WASHINGTON — Dozens of U.S. veterans have died while waiting for care at veterans hospitals around the country, according to a CNN report, and the chair of the House Veterans’ Affairs Committee says the department’s head should be held accountable if the reports are verified.
The Department of Veterans Affairs acknowledged to CNN that 23 veterans had died as a result of delayed care in recent years. A Phoenix VA hospital has been under fire over allegations that up to 40 patients may have died because of delays in care and that the hospital kept a secret list of patients waiting for appointments to hide the treatment delays.
The wait times lasted more than a year in some cases — during which some of the veterans died, according to CNN.
The Phoenix VA denies the existence of a secret wait list, CNN reports.
The office of the inspector general is investigating the reports and will present findings in 30 to 45 days.

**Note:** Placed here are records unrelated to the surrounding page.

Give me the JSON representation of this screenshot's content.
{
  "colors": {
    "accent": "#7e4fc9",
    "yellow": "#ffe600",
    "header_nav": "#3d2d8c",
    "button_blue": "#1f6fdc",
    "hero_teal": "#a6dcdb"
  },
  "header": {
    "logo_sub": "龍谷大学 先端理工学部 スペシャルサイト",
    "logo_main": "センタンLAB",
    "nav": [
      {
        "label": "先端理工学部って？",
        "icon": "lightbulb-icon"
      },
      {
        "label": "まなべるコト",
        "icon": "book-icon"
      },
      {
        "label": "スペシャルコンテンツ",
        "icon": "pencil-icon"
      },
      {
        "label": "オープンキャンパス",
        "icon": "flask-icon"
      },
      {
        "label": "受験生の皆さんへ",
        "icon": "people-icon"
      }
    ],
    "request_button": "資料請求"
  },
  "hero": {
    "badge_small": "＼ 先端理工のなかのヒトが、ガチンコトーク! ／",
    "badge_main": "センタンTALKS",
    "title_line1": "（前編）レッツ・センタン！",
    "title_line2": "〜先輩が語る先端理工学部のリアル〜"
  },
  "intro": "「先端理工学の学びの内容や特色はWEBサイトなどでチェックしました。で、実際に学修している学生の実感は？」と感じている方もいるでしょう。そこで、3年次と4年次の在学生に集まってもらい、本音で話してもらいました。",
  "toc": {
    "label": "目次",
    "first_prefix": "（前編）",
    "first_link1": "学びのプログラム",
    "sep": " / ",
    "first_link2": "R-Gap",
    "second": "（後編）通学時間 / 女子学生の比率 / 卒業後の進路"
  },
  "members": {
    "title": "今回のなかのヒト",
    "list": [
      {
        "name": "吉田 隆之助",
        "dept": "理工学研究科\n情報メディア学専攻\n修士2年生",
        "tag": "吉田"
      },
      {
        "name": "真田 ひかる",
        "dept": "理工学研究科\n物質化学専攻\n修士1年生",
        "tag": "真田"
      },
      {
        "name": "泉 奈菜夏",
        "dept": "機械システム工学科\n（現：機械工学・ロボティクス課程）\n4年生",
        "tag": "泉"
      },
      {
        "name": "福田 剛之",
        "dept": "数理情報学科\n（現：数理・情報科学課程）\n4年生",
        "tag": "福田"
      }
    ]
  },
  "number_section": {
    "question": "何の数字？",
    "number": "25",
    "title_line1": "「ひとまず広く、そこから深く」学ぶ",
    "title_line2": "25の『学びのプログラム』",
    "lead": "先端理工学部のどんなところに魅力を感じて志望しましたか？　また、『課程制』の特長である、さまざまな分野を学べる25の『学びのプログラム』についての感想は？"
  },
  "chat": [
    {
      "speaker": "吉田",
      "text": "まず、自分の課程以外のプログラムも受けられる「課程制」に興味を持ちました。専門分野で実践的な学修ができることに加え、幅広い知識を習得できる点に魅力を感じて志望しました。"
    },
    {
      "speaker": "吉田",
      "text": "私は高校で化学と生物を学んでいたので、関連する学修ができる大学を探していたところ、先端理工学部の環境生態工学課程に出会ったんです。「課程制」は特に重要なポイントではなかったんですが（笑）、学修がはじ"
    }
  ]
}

If the reports are true, Rep. Jeff Miller, R-Fl., who chairs the House Veterans’ Affairs Committee, says he will call for the resignation of Veterans Affairs Secretary Eric K. Shinseki.
“If the facts bear out what the evidence that we have shows, most definitely I will follow what The American Legion and Concerned Veterans for America have done, and that is call for the secretary’s resignation,” Miller said on WTOP Tuesday.
In response to the deaths at the VA medical center in Pheonix, Shinseki placed Phoenix VA Director Sharon Helman and two other staffers on administrative leave. Shinseki released a statement saying, “the allegations, if true, are absolutely unacceptable.”
Miller says the problem is systemic in nature.
“Unfortunately, the bureaucracy has not moved in a fashion that any of us would want to see and the secretary — who is a member of President Obama’s cabinet — has absolutely been kept in the dark on many of the facts and issues that surround not only this case, but others that we’ve uncovered across the country,” Miller said.
The Department of Veterans Affairs lacks excuses for the behavior, Miller said. Congress has provided the requested funding, personnel and equipment, he says.
“In the 21st century where we have spent over a billion dollars helping the department become more electronic in their record keeping, for them not to be able to keep track of the veterans and their records is just abysmal.”